╭─ Data section

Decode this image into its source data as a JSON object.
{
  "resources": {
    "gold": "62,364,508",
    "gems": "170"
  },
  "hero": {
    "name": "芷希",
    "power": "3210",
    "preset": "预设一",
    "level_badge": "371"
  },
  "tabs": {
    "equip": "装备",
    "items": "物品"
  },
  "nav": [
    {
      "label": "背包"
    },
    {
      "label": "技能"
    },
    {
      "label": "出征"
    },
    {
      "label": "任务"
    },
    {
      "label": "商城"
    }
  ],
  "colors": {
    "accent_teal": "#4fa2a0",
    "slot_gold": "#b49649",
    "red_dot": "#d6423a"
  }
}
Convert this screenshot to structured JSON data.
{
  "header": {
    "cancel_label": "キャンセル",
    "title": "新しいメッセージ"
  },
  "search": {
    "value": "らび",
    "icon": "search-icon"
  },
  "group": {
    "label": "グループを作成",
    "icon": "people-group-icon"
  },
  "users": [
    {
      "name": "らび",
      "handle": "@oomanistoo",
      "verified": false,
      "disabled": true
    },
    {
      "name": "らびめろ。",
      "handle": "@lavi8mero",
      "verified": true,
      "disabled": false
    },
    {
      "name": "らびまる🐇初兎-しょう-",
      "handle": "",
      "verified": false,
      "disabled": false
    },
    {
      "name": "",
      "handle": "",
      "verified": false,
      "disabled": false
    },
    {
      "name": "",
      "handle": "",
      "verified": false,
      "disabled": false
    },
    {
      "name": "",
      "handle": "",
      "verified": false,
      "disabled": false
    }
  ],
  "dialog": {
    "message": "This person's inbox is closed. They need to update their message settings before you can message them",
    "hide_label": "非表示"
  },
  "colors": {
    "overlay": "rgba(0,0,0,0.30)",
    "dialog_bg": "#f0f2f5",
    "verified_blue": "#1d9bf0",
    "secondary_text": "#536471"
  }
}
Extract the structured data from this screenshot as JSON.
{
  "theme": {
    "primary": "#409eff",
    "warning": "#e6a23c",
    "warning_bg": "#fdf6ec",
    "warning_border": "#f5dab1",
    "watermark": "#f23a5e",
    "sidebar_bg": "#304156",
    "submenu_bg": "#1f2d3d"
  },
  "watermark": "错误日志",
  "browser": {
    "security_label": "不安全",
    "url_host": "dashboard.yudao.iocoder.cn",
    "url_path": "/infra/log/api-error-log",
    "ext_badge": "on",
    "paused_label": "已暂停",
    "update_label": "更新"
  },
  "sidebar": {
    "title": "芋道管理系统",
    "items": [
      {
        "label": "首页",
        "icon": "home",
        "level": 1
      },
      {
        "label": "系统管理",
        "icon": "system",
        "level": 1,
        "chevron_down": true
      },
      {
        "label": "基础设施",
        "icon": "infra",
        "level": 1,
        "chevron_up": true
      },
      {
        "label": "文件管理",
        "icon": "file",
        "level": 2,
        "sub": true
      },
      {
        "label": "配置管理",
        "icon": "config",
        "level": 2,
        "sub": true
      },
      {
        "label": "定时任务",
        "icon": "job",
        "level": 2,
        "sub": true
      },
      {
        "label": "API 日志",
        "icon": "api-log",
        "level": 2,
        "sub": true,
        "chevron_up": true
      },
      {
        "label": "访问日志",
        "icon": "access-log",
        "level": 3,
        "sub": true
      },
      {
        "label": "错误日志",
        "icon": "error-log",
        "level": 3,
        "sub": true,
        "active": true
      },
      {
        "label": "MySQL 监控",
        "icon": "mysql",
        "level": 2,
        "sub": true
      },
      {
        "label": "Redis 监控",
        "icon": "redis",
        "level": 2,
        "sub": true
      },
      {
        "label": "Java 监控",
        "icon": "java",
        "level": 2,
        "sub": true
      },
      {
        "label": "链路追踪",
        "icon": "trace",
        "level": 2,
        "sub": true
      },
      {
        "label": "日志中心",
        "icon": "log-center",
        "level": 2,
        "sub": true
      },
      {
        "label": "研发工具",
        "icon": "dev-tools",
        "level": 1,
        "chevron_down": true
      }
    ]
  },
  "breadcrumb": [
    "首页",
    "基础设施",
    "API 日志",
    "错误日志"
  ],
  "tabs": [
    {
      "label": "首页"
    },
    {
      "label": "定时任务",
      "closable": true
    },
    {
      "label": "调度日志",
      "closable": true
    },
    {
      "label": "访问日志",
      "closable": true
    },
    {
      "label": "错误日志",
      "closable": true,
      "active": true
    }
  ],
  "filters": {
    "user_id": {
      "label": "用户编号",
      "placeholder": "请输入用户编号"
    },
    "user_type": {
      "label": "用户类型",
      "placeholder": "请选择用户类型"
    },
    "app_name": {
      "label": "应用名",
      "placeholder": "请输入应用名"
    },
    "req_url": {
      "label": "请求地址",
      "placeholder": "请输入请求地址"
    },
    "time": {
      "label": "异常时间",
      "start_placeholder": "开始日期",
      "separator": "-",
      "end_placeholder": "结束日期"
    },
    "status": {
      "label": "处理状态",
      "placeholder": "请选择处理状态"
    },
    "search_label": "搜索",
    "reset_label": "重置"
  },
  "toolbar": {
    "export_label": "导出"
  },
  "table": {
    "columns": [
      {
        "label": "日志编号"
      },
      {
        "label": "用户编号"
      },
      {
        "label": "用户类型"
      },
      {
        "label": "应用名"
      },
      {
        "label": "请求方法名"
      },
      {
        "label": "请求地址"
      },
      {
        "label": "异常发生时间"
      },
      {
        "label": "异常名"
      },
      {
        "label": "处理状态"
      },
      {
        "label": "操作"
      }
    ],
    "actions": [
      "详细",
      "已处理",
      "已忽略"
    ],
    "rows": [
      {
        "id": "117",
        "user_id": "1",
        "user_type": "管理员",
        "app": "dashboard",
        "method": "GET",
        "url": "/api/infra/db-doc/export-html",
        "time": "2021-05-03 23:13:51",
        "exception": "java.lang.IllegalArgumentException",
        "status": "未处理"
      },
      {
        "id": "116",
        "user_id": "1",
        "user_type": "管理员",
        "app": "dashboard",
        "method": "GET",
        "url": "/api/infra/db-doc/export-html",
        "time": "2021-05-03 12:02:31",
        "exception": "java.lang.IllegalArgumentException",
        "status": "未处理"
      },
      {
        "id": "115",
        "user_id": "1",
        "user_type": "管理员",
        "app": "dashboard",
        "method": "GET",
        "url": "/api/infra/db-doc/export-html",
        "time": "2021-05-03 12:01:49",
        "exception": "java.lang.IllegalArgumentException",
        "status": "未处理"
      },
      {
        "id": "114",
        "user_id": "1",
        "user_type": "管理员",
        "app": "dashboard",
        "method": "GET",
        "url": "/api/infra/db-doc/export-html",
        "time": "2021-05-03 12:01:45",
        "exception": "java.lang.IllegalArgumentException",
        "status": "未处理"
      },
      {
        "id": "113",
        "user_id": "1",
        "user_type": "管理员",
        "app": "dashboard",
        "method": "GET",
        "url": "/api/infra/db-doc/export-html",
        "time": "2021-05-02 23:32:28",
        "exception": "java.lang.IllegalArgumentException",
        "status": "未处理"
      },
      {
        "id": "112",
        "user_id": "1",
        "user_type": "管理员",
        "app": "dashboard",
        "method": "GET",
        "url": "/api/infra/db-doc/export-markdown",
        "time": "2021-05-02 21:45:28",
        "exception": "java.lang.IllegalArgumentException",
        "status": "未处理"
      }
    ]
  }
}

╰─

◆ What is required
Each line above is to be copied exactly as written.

◆ Output for this task
Decode this image into its source data as a JSON object.
{
  "resources": {
    "gold": "62,364,508",
    "gems": "170"
  },
  "hero": {
    "name": "芷希",
    "power": "3210",
    "preset": "预设一",
    "level_badge": "371"
  },
  "tabs": {
    "equip": "装备",
    "items": "物品"
  },
  "nav": [
    {
      "label": "背包"
    },
    {
      "label": "技能"
    },
    {
      "label": "出征"
    },
    {
      "label": "任务"
    },
    {
      "label": "商城"
    }
  ],
  "colors": {
    "accent_teal": "#4fa2a0",
    "slot_gold": "#b49649",
    "red_dot": "#d6423a"
  }
}
Convert this screenshot to structured JSON data.
{
  "header": {
    "cancel_label": "キャンセル",
    "title": "新しいメッセージ"
  },
  "search": {
    "value": "らび",
    "icon": "search-icon"
  },
  "group": {
    "label": "グループを作成",
    "icon": "people-group-icon"
  },
  "users": [
    {
      "name": "らび",
      "handle": "@oomanistoo",
      "verified": false,
      "disabled": true
    },
    {
      "name": "らびめろ。",
      "handle": "@lavi8mero",
      "verified": true,
      "disabled": false
    },
    {
      "name": "らびまる🐇初兎-しょう-",
      "handle": "",
      "verified": false,
      "disabled": false
    },
    {
      "name": "",
      "handle": "",
      "verified": false,
      "disabled": false
    },
    {
      "name": "",
      "handle": "",
      "verified": false,
      "disabled": false
    },
    {
      "name": "",
      "handle": "",
      "verified": false,
      "disabled": false
    }
  ],
  "dialog": {
    "message": "This person's inbox is closed. They need to update their message settings before you can message them",
    "hide_label": "非表示"
  },
  "colors": {
    "overlay": "rgba(0,0,0,0.30)",
    "dialog_bg": "#f0f2f5",
    "verified_blue": "#1d9bf0",
    "secondary_text": "#536471"
  }
}
Extract the structured data from this screenshot as JSON.
{
  "theme": {
    "primary": "#409eff",
    "warning": "#e6a23c",
    "warning_bg": "#fdf6ec",
    "warning_border": "#f5dab1",
    "watermark": "#f23a5e",
    "sidebar_bg": "#304156",
    "submenu_bg": "#1f2d3d"
  },
  "watermark": "错误日志",
  "browser": {
    "security_label": "不安全",
    "url_host": "dashboard.yudao.iocoder.cn",
    "url_path": "/infra/log/api-error-log",
    "ext_badge": "on",
    "paused_label": "已暂停",
    "update_label": "更新"
  },
  "sidebar": {
    "title": "芋道管理系统",
    "items": [
      {
        "label": "首页",
        "icon": "home",
        "level": 1
      },
      {
        "label": "系统管理",
        "icon": "system",
        "level": 1,
        "chevron_down": true
      },
      {
        "label": "基础设施",
        "icon": "infra",
        "level": 1,
        "chevron_up": true
      },
      {
        "label": "文件管理",
        "icon": "file",
        "level": 2,
        "sub": true
      },
      {
        "label": "配置管理",
        "icon": "config",
        "level": 2,
        "sub": true
      },
      {
        "label": "定时任务",
        "icon": "job",
        "level": 2,
        "sub": true
      },
      {
        "label": "API 日志",
        "icon": "api-log",
        "level": 2,
        "sub": true,
        "chevron_up": true
      },
      {
        "label": "访问日志",
        "icon": "access-log",
        "level": 3,
        "sub": true
      },
      {
        "label": "错误日志",
        "icon": "error-log",
        "level": 3,
        "sub": true,
        "active": true
      },
      {
        "label": "MySQL 监控",
        "icon": "mysql",
        "level": 2,
        "sub": true
      },
      {
        "label": "Redis 监控",
        "icon": "redis",
        "level": 2,
        "sub": true
      },
      {
        "label": "Java 监控",
        "icon": "java",
        "level": 2,
        "sub": true
      },
      {
        "label": "链路追踪",
        "icon": "trace",
        "level": 2,
        "sub": true
      },
      {
        "label": "日志中心",
        "icon": "log-center",
        "level": 2,
        "sub": true
      },
      {
        "label": "研发工具",
        "icon": "dev-tools",
        "level": 1,
        "chevron_down": true
      }
    ]
  },
  "breadcrumb": [
    "首页",
    "基础设施",
    "API 日志",
    "错误日志"
  ],
  "tabs": [
    {
      "label": "首页"
    },
    {
      "label": "定时任务",
      "closable": true
    },
    {
      "label": "调度日志",
      "closable": true
    },
    {
      "label": "访问日志",
      "closable": true
    },
    {
      "label": "错误日志",
      "closable": true,
      "active": true
    }
  ],
  "filters": {
    "user_id": {
      "label": "用户编号",
      "placeholder": "请输入用户编号"
    },
    "user_type": {
      "label": "用户类型",
      "placeholder": "请选择用户类型"
    },
    "app_name": {
      "label": "应用名",
      "placeholder": "请输入应用名"
    },
    "req_url": {
      "label": "请求地址",
      "placeholder": "请输入请求地址"
    },
    "time": {
      "label": "异常时间",
      "start_placeholder": "开始日期",
      "separator": "-",
      "end_placeholder": "结束日期"
    },
    "status": {
      "label": "处理状态",
      "placeholder": "请选择处理状态"
    },
    "search_label": "搜索",
    "reset_label": "重置"
  },
  "toolbar": {
    "export_label": "导出"
  },
  "table": {
    "columns": [
      {
        "label": "日志编号"
      },
      {
        "label": "用户编号"
      },
      {
        "label": "用户类型"
      },
      {
        "label": "应用名"
      },
      {
        "label": "请求方法名"
      },
      {
        "label": "请求地址"
      },
      {
        "label": "异常发生时间"
      },
      {
        "label": "异常名"
      },
      {
        "label": "处理状态"
      },
      {
        "label": "操作"
      }
    ],
    "actions": [
      "详细",
      "已处理",
      "已忽略"
    ],
    "rows": [
      {
        "id": "117",
        "user_id": "1",
        "user_type": "管理员",
        "app": "dashboard",
        "method": "GET",
        "url": "/api/infra/db-doc/export-html",
        "time": "2021-05-03 23:13:51",
        "exception": "java.lang.IllegalArgumentException",
        "status": "未处理"
      },
      {
        "id": "116",
        "user_id": "1",
        "user_type": "管理员",
        "app": "dashboard",
        "method": "GET",
        "url": "/api/infra/db-doc/export-html",
        "time": "2021-05-03 12:02:31",
        "exception": "java.lang.IllegalArgumentException",
        "status": "未处理"
      },
      {
        "id": "115",
        "user_id": "1",
        "user_type": "管理员",
        "app": "dashboard",
        "method": "GET",
        "url": "/api/infra/db-doc/export-html",
        "time": "2021-05-03 12:01:49",
        "exception": "java.lang.IllegalArgumentException",
        "status": "未处理"
      },
      {
        "id": "114",
        "user_id": "1",
        "user_type": "管理员",
        "app": "dashboard",
        "method": "GET",
        "url": "/api/infra/db-doc/export-html",
        "time": "2021-05-03 12:01:45",
        "exception": "java.lang.IllegalArgumentException",
        "status": "未处理"
      },
      {
        "id": "113",
        "user_id": "1",
        "user_type": "管理员",
        "app": "dashboard",
        "method": "GET",
        "url": "/api/infra/db-doc/export-html",
        "time": "2021-05-02 23:32:28",
        "exception": "java.lang.IllegalArgumentException",
        "status": "未处理"
      },
      {
        "id": "112",
        "user_id": "1",
        "user_type": "管理员",
        "app": "dashboard",
        "method": "GET",
        "url": "/api/infra/db-doc/export-markdown",
        "time": "2021-05-02 21:45:28",
        "exception": "java.lang.IllegalArgumentException",
        "status": "未处理"
      }
    ]
  }
}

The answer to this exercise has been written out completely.